Alan Kay has this to say about dynamic vs static on an interview with the ACM:
If you’re using early-binding languages as most people do, rather than late-binding languages, then you really start getting locked in to stuff that you’ve already done. You can’t reformulate things that easily.
Are all static languages bad? No. In fact, I quite like C# on the static OO category. But it is a language that gets in the way. You need to create all those interfaces if you want to achieve flexibility. But then, you are hampered in other ways. Starting with the amount of code that you have to write. Looking at F#, for example, it uses quite strong type inference. That is a much better way of dealing with static systems. There is still work to be done around interfaces and such if you need to use OO functionality. Of course, F# is a functional-first language, which helps in reducing the amount of cruft that you need to write.
There are two sayings:
A workman is only as good as his tools
A bad workman blames his tools
I don’t see them as being at odds with each other. You can have bad tools/languages and still create good work. Mostly, the difference becomes in the amount of effort needed. But if you want to be at the top, having better tools/languages is a must. I tend to say that we can write any software needed. Is just a question of time. And the more time you can save on the creation of a solution because of the language chosen, the better off your clients are, and the better off you are.
The language does matter
Which one then?
I currently believe that if you start a product and you are using C# or Java you are taking a bad decision. They don’t offer anything beyond a bigger pool of candidates (not better candidates, mind you). Functional languages would be my first port of call for web systems (apps and APIs): Clojure if I need JVM, F# if I need .Net, Erlang (maybe Elixir) for distributed systems with zero downtime and high availability. Do I need to create basic infrastructure projects?

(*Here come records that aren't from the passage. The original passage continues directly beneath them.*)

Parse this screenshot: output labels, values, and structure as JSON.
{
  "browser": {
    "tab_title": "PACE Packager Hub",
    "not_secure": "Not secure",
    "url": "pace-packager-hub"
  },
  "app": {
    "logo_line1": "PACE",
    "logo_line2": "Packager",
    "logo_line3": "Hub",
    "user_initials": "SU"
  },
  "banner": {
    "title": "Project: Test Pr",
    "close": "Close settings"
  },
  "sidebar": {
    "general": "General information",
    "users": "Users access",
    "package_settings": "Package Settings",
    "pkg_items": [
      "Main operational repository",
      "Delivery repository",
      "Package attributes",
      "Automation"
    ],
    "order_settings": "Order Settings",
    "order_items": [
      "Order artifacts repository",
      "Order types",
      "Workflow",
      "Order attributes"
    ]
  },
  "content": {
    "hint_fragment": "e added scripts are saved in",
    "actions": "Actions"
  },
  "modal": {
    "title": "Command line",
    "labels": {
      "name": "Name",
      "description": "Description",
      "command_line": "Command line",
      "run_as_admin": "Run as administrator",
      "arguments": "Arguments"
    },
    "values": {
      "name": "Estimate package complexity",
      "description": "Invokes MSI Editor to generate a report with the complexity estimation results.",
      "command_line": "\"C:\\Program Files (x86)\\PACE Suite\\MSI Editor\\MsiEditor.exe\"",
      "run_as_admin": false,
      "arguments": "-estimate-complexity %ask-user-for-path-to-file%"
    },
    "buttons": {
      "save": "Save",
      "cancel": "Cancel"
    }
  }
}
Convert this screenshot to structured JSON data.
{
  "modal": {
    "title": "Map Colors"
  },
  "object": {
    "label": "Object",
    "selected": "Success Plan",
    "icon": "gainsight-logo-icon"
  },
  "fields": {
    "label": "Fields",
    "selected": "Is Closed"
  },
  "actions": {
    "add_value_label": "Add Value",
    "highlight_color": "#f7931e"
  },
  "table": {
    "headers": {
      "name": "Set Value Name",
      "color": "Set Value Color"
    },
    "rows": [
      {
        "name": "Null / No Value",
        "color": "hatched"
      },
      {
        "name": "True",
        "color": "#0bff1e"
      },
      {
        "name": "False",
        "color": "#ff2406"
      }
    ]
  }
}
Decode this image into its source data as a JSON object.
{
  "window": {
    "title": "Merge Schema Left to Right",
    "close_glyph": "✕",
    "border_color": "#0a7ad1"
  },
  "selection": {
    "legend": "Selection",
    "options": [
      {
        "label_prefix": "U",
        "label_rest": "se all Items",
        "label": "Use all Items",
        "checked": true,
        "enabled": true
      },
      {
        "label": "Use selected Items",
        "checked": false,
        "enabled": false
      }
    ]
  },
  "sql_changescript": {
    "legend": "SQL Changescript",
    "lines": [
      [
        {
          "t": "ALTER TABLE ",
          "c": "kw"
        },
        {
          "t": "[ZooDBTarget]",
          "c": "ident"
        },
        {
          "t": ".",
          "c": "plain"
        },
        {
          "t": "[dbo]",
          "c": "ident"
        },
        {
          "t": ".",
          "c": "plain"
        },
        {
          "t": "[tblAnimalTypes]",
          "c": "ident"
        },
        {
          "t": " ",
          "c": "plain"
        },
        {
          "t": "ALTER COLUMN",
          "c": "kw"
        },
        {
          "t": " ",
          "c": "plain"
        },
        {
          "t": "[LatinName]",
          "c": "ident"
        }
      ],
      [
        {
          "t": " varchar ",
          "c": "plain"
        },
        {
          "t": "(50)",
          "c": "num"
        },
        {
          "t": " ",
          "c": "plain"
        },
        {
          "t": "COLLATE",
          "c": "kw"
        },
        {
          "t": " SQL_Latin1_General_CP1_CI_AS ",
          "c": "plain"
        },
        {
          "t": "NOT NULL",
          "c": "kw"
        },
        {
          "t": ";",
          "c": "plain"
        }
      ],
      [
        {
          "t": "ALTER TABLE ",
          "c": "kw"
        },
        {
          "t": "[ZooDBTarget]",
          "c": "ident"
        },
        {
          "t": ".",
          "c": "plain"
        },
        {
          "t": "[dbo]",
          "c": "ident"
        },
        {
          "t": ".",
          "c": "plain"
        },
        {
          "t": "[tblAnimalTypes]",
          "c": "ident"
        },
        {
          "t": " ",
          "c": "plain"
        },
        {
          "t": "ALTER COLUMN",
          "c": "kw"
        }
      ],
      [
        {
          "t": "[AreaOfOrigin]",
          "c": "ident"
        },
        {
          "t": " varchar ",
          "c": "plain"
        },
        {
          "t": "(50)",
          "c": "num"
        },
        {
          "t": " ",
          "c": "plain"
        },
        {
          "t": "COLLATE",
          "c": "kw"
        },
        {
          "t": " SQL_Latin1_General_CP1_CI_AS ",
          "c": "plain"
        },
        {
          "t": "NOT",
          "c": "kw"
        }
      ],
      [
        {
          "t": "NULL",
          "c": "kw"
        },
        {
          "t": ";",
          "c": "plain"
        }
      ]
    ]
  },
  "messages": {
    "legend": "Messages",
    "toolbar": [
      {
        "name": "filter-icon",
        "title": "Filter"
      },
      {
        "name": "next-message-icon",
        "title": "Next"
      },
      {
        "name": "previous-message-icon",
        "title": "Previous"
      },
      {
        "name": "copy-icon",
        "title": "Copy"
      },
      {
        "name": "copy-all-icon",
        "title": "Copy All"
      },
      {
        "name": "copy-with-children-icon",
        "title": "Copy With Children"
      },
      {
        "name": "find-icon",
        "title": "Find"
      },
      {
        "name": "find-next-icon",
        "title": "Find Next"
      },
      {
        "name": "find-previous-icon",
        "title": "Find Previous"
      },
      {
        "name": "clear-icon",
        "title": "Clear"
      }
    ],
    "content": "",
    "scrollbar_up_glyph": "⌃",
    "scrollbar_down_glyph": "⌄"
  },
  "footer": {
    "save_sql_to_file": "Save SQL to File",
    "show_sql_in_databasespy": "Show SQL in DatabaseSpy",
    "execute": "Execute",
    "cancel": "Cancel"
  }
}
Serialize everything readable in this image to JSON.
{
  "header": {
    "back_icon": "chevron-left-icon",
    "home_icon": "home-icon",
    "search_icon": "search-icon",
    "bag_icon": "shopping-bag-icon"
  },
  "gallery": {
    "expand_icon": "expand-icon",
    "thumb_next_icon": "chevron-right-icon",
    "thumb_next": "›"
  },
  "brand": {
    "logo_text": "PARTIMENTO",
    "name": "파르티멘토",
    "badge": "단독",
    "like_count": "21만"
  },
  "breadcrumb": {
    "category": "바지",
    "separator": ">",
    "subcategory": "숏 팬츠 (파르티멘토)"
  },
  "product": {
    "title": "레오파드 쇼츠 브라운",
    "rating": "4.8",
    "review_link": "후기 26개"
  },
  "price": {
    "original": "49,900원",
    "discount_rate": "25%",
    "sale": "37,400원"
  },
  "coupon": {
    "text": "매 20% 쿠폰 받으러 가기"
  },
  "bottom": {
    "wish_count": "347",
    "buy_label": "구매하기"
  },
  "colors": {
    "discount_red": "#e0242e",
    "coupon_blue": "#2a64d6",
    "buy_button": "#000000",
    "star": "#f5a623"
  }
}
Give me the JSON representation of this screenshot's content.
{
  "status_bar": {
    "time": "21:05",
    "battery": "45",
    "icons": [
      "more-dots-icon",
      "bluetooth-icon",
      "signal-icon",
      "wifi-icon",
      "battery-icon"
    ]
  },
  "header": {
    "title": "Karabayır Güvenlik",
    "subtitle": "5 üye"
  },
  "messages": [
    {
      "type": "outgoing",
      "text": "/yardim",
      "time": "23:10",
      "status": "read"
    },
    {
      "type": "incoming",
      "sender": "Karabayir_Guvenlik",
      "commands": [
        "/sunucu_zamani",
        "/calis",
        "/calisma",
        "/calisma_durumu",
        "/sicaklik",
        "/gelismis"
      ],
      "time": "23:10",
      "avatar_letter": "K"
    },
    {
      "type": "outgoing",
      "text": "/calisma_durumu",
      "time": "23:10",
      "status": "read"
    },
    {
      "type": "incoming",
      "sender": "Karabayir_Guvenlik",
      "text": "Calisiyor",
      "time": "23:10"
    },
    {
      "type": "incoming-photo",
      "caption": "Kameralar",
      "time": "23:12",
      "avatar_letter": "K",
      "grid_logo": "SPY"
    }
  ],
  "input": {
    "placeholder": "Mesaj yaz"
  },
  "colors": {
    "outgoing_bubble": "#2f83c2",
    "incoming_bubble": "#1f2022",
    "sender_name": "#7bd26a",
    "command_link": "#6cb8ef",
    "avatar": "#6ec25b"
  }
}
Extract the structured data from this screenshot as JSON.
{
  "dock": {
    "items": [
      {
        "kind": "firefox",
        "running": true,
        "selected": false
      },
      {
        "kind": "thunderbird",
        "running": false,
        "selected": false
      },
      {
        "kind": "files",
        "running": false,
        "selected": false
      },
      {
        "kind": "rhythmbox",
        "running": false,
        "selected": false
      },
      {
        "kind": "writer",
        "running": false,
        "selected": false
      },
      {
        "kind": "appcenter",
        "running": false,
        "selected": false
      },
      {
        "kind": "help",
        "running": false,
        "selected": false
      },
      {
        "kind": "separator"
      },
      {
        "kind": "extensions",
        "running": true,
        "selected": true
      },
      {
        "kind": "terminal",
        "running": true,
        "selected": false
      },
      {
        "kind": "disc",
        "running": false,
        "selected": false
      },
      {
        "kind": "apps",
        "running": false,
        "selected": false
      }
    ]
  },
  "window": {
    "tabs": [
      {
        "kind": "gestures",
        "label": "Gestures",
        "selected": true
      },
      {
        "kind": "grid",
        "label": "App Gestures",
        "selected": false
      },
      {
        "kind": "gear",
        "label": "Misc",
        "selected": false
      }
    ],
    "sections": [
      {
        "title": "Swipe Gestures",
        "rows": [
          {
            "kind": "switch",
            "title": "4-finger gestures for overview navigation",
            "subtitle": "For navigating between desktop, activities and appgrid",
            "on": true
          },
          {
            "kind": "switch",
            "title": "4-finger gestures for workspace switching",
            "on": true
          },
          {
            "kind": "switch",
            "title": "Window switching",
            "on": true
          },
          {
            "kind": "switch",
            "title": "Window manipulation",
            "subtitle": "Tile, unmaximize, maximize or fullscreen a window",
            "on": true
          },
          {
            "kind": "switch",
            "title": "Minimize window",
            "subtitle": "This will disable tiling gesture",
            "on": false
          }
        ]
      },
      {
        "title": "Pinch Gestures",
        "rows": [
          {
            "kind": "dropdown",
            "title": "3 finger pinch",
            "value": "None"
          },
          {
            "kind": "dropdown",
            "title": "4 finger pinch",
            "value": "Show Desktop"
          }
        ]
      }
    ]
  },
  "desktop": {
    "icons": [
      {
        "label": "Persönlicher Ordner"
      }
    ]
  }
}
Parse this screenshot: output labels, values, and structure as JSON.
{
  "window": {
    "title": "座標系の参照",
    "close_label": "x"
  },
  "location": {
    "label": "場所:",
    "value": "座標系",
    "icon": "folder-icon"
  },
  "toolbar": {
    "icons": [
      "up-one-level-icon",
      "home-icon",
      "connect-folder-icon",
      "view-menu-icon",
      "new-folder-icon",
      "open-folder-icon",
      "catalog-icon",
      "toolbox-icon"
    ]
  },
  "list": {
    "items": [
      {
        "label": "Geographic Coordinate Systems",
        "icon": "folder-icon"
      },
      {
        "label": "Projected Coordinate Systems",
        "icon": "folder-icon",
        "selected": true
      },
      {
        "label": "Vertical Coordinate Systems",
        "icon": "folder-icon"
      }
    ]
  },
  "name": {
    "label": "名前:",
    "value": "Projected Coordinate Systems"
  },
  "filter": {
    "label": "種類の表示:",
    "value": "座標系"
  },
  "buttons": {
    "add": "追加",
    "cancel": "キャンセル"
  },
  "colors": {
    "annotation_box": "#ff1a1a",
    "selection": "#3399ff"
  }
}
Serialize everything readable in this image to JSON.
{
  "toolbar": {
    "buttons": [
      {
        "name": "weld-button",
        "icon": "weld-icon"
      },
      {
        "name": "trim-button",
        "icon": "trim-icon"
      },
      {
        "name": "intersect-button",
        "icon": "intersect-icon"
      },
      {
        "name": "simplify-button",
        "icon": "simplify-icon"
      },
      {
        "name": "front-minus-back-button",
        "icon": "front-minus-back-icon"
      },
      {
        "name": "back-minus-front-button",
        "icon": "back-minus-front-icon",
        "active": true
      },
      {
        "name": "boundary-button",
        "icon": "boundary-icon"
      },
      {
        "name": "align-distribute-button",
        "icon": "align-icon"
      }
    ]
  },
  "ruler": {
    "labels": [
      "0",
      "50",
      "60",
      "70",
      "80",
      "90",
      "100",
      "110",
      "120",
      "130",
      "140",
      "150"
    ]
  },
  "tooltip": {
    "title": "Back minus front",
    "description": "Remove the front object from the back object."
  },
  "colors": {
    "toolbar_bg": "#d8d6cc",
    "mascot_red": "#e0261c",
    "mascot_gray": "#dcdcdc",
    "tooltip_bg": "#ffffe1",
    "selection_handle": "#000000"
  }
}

Probably Rust and Go (depending on the domain). I believe games tend to map nicely to OO. Those are my current views, and you should do your own thinking and research before starting a project.
Is there a place where I would choose C# or Java? Well yes, a company for which their main product is the software being produced. If I am working on a company for which the software is incidental to the work being done, C# or Java are good choices (after looking at other things like domain and performance). Any other company that lives or dies by the software product, shouldn’t be looking at them as their main or even secondary choice. Especially with better languages working on the same virtual machine with nice interop.
One additional thing. Most of the time, performance is not a consideration for the project as a whole, but for specific parts of the project. Those parts you will look into dropping a lower level of abstraction to get a performance gain (if you hit a wall on your current language). That’s it, create your application on the language more generally appropriate for the domain, and whatever needs to have a great increase on performance, gets rewritten on a more performant language. Measuring is the key here, to identify those parts.
It is all about choosing the right tool for the job, and just because everyone chooses the same blunted swiss army knifes, doesn’t mean you should as well. You need to look at short and long term views of your software. Sometimes you can do well on choosing short term views, knowing that change later will be easy or follow a progressive path. Sometimes you choose the long term view because the short term benefit doesn’t vary much. And sometimes you need to choose something that satisfies both views.